A History of Timelines & 5 Tools to Make Your Own

Through Brain Pickings I discovered a neat set of timelines called the Cartographies of Time. The Cartographies of Time are historical map and timeline mash-ups. I've embedded one of my favorite images from the Cartographies of Time below.

The Cartographies of Time made me think that it would be fun to have students create their own creative timelines like this one drawn as dragon, but if you would like to have your students create a more "traditional" multimedia timelines, I have a short list of good tools for that too.

Better World Flux allows users to create animated visualizations of development data. To use Better World Flux (no registration required) all you have to do is select a data set from the menu provided and select a country or countries from the menu provided. From there Better World Flux creates an animated data visualization for you. The visualization will change as the years on the timeline at the bottom of the visualization change. This way users can see growth and recession of a statistic over time.

Using XTimeline students can collaborate, just as they would when making a wiki, to build a multimedia timeline. Timelines built using XTimeline can include text, images, and video. XTimeline will accept dates in A.D./B.C. format.

Using the annotation and spotlight tools in YouTube's video editor your students can create a sequence of educational videos in a "choose your own adventure" style. Your students could create short videos about a series of events and link them together. In a very sequential course like U.S. History you could have students making videos and linking them together throughout a semester or longer. Click here or here to find directions on how to link videos together.

Time Toast is easy to learn to use. To add events to a timeline simply click on the inconspicuous "add an event" button and a simple event box pops up in which you can enter enter text, place a link, or add a picture.
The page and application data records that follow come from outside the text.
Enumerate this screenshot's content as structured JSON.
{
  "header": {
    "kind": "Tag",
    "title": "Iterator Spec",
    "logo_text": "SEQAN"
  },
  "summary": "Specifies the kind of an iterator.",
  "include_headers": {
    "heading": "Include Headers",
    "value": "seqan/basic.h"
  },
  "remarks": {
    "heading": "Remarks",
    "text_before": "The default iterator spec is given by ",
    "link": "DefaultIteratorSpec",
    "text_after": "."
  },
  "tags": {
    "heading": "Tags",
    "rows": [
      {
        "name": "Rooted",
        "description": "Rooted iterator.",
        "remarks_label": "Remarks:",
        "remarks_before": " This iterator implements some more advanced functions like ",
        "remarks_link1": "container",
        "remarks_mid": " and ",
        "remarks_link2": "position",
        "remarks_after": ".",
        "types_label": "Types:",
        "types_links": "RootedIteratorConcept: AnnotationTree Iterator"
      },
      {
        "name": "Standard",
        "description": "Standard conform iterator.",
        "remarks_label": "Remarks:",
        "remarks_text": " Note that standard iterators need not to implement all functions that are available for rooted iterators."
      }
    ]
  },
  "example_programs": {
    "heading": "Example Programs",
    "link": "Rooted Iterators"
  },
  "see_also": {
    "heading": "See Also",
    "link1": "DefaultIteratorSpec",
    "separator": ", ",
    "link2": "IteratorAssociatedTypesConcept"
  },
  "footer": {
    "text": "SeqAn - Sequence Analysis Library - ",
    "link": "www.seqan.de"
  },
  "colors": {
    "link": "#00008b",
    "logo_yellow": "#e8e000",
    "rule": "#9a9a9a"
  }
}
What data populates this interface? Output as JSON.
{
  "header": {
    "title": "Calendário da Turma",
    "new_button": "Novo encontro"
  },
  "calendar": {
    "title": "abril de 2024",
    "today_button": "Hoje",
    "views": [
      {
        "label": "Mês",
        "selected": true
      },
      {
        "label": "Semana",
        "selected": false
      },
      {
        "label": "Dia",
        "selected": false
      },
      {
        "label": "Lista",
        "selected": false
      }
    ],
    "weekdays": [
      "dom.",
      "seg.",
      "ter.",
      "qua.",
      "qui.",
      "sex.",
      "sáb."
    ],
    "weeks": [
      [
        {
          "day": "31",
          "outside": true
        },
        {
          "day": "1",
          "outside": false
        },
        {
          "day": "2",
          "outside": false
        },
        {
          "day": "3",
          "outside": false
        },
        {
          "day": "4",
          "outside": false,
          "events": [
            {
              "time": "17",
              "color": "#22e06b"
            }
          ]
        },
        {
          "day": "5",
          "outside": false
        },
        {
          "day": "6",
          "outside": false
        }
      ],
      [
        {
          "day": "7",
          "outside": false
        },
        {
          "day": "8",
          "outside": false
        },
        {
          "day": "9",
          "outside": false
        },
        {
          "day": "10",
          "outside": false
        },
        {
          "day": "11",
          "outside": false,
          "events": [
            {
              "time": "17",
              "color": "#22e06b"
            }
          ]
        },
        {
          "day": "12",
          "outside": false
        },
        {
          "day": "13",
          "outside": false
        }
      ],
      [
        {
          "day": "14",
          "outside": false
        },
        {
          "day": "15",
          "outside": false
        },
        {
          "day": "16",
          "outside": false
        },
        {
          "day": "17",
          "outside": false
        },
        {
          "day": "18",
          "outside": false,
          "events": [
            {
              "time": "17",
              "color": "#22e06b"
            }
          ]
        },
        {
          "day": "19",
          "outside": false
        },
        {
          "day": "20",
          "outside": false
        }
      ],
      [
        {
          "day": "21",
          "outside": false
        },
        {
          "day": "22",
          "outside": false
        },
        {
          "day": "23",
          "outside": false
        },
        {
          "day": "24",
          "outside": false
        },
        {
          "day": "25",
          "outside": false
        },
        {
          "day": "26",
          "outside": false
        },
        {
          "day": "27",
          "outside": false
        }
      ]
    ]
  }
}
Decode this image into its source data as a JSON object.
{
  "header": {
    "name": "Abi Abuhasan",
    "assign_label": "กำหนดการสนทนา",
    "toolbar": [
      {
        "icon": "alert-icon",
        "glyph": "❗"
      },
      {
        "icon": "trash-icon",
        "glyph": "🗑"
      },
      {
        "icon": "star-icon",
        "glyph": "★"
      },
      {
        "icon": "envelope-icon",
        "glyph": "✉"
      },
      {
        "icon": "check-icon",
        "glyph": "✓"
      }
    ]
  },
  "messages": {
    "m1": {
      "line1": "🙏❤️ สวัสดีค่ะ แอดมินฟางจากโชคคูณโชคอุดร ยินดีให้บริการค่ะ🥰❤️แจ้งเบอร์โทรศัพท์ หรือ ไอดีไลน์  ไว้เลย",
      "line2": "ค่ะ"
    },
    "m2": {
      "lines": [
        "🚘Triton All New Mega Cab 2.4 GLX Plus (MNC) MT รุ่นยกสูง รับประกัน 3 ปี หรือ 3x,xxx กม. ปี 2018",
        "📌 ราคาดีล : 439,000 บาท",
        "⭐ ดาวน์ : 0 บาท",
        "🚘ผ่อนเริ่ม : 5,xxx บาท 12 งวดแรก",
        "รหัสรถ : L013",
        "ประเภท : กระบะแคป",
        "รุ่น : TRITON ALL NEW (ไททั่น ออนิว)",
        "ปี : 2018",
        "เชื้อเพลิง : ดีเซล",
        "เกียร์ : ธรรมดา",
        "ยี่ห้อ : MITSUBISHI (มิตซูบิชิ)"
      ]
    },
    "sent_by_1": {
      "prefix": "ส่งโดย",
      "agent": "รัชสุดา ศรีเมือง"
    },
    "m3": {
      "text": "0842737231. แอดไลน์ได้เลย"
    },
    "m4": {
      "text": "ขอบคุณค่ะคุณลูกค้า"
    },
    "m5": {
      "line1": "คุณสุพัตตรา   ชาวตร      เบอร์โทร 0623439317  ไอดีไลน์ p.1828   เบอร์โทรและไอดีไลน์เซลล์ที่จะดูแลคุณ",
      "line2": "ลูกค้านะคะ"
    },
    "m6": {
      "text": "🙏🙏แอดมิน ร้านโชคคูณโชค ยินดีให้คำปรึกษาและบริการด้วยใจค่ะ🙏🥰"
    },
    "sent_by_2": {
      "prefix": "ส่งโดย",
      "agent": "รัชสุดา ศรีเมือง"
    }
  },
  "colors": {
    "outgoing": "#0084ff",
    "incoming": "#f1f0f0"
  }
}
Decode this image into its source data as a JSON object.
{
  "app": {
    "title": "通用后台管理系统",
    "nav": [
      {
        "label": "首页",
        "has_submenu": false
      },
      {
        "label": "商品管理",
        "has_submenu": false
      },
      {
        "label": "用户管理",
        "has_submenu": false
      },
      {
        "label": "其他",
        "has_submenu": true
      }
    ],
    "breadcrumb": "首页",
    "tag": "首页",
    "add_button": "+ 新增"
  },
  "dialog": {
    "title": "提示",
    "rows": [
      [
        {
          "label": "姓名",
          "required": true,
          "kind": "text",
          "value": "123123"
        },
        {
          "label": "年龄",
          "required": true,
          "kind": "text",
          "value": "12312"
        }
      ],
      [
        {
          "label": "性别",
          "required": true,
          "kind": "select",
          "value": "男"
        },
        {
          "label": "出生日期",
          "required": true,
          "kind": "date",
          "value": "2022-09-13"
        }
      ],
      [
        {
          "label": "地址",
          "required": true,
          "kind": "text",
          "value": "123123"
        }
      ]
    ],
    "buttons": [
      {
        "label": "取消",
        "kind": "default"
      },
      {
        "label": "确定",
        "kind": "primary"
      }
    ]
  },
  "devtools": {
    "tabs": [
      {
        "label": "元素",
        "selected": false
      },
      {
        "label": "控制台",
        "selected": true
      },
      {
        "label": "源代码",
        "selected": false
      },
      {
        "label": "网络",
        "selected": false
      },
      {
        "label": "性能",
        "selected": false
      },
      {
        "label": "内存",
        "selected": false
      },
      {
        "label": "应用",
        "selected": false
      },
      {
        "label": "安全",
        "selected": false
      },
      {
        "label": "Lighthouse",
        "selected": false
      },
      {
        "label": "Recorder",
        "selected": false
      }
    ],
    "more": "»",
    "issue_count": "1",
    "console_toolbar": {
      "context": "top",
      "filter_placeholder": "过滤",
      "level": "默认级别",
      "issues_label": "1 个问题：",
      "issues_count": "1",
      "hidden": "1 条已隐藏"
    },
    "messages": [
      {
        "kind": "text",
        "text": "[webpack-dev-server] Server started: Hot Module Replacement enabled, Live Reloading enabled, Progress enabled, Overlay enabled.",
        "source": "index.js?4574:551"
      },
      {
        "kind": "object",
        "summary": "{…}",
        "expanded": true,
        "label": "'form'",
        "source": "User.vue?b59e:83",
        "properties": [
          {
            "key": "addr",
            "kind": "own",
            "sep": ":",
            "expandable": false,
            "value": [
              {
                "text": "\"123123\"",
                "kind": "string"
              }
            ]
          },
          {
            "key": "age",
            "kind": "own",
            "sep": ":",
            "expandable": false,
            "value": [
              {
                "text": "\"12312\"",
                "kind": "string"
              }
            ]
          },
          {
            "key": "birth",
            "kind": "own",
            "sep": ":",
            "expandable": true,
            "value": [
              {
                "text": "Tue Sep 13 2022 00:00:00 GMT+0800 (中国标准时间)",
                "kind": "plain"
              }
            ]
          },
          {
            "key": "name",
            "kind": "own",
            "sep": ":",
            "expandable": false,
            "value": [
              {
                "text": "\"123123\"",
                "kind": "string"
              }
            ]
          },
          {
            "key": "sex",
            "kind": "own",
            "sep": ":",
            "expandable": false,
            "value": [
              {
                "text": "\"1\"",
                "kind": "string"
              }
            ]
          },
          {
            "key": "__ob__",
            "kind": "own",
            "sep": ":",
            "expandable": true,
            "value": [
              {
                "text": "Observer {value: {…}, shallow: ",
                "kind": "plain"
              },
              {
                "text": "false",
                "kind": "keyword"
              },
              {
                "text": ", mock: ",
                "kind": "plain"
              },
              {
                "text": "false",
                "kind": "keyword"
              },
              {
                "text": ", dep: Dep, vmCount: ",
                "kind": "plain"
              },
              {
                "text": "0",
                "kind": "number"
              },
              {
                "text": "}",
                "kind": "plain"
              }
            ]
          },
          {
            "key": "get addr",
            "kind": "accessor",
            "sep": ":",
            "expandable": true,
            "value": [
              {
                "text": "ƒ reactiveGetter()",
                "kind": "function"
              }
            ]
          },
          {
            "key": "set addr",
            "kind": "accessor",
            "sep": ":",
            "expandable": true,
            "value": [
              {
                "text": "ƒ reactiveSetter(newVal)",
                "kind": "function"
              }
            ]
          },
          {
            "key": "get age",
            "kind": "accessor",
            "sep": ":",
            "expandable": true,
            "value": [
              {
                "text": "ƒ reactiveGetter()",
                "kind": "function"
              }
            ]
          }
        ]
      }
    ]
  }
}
Animaps wasn't built specifically for creating timelines, but it could be used for that purpose. Animaps is a service that was built for the purpose of allowing users to create animated Google Maps. The basics of creating maps in Animaps is very similar the process for creating maps in Google Maps. The main benefit of using Animaps over Google Maps is that you can create a tour of your placemarks that plays through according to the timing that you specify. Another benefit is that you can build in colored shapes to expand and contract to demonstrate patterns. You can also import images to your map from Flickr, Picassa, and Facebook. Click here to watch a demonstration of Animaps in action.